(Editor’s note: Mother Katherine is abbess of Holy Myrrhbearers Monastery in Otego, a women’s monastery of the Orthodox Church in America.)

Orthodox monasticism in America saw a rise in parish awareness and support in the middle of the 20th century, though it is still not as well-known or visible as monasticism to pre-Vatican II Catholics. Monasticism comes somewhat out of the “old world” ethos still held by many enthusiastic New World converts.

The Orthodox Church in America in particular — our jurisdiction — has pursued a goal of services in the vernacular.
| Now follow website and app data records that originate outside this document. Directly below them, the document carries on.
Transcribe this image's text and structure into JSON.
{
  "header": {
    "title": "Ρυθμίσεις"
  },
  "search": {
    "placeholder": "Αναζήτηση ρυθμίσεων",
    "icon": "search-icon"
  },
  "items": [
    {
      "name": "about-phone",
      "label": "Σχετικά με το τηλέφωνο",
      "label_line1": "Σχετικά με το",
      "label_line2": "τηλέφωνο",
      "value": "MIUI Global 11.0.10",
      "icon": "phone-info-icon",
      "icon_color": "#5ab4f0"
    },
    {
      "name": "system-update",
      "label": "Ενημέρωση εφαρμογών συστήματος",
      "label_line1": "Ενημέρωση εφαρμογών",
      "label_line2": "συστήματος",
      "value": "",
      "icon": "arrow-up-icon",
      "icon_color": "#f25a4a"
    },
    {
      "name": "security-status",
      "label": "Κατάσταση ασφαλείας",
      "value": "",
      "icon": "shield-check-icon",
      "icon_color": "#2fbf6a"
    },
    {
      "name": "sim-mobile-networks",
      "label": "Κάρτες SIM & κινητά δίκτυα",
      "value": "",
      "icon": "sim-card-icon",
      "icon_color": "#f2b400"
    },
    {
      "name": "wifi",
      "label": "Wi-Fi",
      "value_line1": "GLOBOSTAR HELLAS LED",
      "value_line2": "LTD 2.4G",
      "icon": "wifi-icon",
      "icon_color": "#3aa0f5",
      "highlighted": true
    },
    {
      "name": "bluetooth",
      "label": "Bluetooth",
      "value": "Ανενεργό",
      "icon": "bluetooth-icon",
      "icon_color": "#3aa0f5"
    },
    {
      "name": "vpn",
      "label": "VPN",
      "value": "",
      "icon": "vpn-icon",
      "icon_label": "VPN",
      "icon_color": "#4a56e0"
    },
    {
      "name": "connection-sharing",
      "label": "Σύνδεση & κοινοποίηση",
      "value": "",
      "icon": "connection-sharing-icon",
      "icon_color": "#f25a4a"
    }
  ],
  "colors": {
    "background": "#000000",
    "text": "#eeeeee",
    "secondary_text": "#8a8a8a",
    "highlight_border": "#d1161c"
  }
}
Our monastery, Holy Myrrhbearers, in Otego, was encouraged in its formative years around 1977 to incorporate many Gregorian chants into its daily services, especially matins and compline.
Orthodox monasteries — a term applicable to both men’s and women’s houses — are not divided into grouping like Benedictine, Carmelites and other Catholic religious orders. Each house is independent.

In a bid to remain solvent, most Orthodox monasteries resort to a particular “focus” of activities for acquiring operating expenses. Orthodox monasteries do not receive diocesan monies and few are endowed. Some engage in hosting pilgrims; others maintain livestock, such as goats, or market soaps and cheeses. Monasteries blessed with needlewomen create vestments and other liturgical regalia. Others make candles, write (paint) icons or package incense.

Holy Myrrhbearers Monastery participates in some of these activities on a greatly-reduced scale. One of our early models was the Benedictine Mount Savior Monastery, located by the Finger Lakes. Its ethos of land stewardship, integrating the rhythms of the agricultural year into a deeper spiritual understanding of God’s world and word, fit into our own circumstances and outlook in upstate New York.

We have a small, fully-appointed guest house for retreatants. We are not “enclosed” (cloistered), so we are plainly visible around the area and our neighborhood. We have a small online publishing operation for cards and liturgical texts. In the past, we’ve had knitters and iconographers. We maintain a small flock of wool sheep and a herd of dairy goats. You may see and purchase our woolen goods at the Oneonta Artisan Guild and Green Earth Store.

We would say that contemporary monasticism is integral to this time and place. We voluntarily pay local taxes to the town and school. We have provided a safe haven for battered women. Neighbors and tradespeople resort to us for prayer in time of crisis. Some members of our monastery vote and have been politically active in local referenda.

The basis of all this activity is the primary goal of knowing God and growing more into His likeness in the world. We are open to visitors and have an online presence at www.holymyrrhbearers.com.

A number of other Orthodox monasteries are also within the boundaries of the Albany Diocese: New Skete Monasteries in Cambridge (www.newskete.org), Savior’s Desert Skete in Treadwell, (www.mercyhousenyc.org) and Holy Trinity Monastery in Jordanville (www.jordanville.org).